- Responses to the question “Is aging a major problem in your country?” are positively correlated (+0.57) with Aged65.
- Wealthier countries have a higher concentration of elderly (+0.79).
We conclude by looking at two specific questions. First: “Is perception of a funding problem for the aged related to country wealth?”. As shown in Figure 4, the non-OECD countries have comparatively low measures of GDP.K.cap, but most tend to agree with most OECD countries. The proportion answering in the affirmative is below 50% for all but one non-OECD country (China at 67%) and four OECD countries (Japan at 87%, South Korea at 79%, Germany at 55%, and Spain at 52%). The display makes clear the extent to which positive U.S. view is an outlier. Let’s hope it lesrns to “bend the curve” as well with the coronavirus!
Second: “Is perception of a funding problem for the aged related to the proportion that resond in affirmative that primary funding source for the aged is self-funding?”. As can be discerned from Figure 5, there is an upward-sloping, somewhat linear relationship, distorted by two high outliers (Japan and South Korea) and one very low outlier (the U.S.). Regardless of functional form, most respondents from OECD countries (other than the U.S.) tended to be more likely to view self-funding as the primary obligation for the economic well-being of the elderly.
In conclusion …
News networks and mass media in the U.S. seem at times to obsess on the coming retirement crisis. However, this comparative analysis of perspectives across an (unfortunately) small sample of countries suggests that Americans are not as concerned as those in other countries. This finding reinforces other survey research, such as the Marketwatch report that “while 54% of retirees fear America faces a retirement crisis, only 4% of retirees describe their own situation that way”.

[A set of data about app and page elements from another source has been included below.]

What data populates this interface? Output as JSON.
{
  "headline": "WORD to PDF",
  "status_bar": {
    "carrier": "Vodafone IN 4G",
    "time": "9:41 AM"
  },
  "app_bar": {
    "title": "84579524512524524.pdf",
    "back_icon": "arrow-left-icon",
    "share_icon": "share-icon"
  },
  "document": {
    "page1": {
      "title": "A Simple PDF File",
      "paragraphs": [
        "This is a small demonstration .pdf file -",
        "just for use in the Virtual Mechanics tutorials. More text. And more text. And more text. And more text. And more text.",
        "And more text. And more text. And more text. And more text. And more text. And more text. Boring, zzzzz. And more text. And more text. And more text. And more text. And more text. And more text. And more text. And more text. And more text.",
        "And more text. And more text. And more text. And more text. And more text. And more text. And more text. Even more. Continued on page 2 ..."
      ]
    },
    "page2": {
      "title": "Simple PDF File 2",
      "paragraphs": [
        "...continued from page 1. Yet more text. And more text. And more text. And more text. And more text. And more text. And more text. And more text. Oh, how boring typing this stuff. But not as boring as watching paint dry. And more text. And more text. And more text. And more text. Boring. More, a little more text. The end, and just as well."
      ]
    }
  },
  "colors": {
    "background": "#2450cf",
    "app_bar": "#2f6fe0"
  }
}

There are reasons for optimism, especially for those who plan ahead.
— Jerry Platt, Ph.D., Emeritus Professor of Finance, San Francisco State U.